The night of Thursday, July 24 was unusual; perhaps it was unique. Events that evening had a purpose – to leave no visitor or resident with doubts about the colonial city’s history.
The night was part of the Cultural Festival of the Annexation and featured the Vamos a Turistear walk (“Let’s Go Be Tourists”), a historical tour through the district’s most important sites.
More than 100 people attended the event, which started at 7:30 p.m. at theCabildo (town hall), the first meeting point featured on the tour. There, the event’s organizer, Cesar Barrantes, welcomed the participants, speaking through a sound system. He promised that they would relive the history of the country and, of course, that of Guanacaste.
Celebrating the 190th anniversary of the Annexation, Barrantes explained that the Cabildo was the place where, on July 25, 1824, an open town meeting brought together residents of the Party of Nicoya. In an act of pure free will, the residents decided to join the Costa Rican republic. In addition, Barrantes explained that the Cabildo, located across from Recaredo Briceño Park, was the place where the act that made the annexation official was signed.
The event was sponsored by the Costa Rican Tourism Institute (ICT – Instituto Costarricense de Turismo), so the majority of participants wore identifying white T-shirts with the Vamos a Turistear logo.
The wind was refreshing for the walk through the sweltering colonial city, which proceeded to the Cofradia (Brotherhood) building. There, participants watched a private show of the lovely tradition of the Baile de la Yegüita (The Little Mare’s Dance). At that building, Jose Antonio Aiza, the administrator of the Cofradia, gave a detailed explanation of the dance’s origin, which dates back to 1914. Put briefly, two men were going to kill each other for the love of the Indian woman Nantiume. However, because of the people’s prayers, a small black mare appeared and stopped the fight.
Upon leaving the Cofradia building, a cimarrona band (one with giant dancing puppets) joined the procession. More than a few took advantage of the occasion to show off their best Guanacastec-style yell and a few dance steps.
Vamos a Turistear caught the attention of Ticos and foreigners alike, as in the case of New Yorker Gabriel Cei, who said he was amazed by Guanacaste’s architecture. “The homes are very beautiful; I loved that traditional dance a lot. It’s incredible! I also like those drums [of the cimarrona]. I feel like it’s the World Cup,” he said.

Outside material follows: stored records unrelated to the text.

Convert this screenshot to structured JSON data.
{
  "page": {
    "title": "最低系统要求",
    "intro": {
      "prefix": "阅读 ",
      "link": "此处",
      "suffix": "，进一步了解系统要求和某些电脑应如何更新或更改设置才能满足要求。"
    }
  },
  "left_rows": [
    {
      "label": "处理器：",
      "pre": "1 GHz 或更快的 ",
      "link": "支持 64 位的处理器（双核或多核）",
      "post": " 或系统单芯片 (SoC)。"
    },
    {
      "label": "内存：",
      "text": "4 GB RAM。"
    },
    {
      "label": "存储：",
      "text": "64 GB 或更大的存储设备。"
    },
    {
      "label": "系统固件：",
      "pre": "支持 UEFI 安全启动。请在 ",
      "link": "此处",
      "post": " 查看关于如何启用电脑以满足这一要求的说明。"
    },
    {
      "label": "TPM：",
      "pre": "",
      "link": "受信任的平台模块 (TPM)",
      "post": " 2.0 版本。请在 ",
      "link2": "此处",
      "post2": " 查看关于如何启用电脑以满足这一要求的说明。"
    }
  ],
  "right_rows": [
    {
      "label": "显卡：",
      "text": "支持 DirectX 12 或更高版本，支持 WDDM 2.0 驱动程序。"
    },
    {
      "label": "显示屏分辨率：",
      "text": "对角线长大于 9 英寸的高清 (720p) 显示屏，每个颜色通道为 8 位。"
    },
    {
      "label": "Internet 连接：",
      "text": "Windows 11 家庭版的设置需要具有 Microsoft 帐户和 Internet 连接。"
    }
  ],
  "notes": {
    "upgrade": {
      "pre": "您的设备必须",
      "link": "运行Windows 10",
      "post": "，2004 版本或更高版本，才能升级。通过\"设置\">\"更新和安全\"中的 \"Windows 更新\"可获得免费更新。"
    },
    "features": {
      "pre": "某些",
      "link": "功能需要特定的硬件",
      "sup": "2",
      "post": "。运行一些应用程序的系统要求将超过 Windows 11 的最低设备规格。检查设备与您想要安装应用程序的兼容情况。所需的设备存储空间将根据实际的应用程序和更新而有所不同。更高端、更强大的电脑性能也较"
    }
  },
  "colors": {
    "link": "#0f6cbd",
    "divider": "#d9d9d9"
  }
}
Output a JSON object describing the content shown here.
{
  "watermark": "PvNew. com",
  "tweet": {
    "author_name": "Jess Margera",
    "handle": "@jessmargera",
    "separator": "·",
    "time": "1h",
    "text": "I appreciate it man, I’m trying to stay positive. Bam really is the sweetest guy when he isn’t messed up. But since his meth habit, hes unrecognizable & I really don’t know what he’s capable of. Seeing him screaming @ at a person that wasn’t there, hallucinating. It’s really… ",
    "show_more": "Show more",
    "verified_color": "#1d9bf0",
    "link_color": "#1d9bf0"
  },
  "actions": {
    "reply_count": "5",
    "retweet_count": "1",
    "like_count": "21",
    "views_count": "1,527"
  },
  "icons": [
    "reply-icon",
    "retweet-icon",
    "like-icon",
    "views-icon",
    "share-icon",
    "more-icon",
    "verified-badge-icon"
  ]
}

In addition, some central valley residents took advantage of the holiday to visit Nicoya. That was the case for Yeorlene Contreras, who said that she was on a vacation in Tamarindo with her family when they decided to participate in Vamos a Turistear.
“It’s something new for me; it’s something incredibly well-organized. Today I have learned a lot about the history of Nicoya canton. Everything has been very lovely,” said Contreras.
The tour also stopped by the colonial church and a few homes in the La Cananga neighborhood. During the nearly 1.5 hours that the tour lasted, the participants were protected by officials from the public force and an ambulance that was available for emergencies.
The history lessons weren’t only for visitors, as some Nicoyans, such as Leida Ruiz, also learned something new about Nicoya’s history. “These activities should be constant – this preserves traditions. As a Nicoyan, there were a lot of things I didn’t know, like the history of many houses in the La Cananga neighborhood, and they explained it very well,” asserted Ruiz.
To finish the tour, a group of marimbas livened up the fiesta at about 9 p.m., leaving many satisfied that they had participated.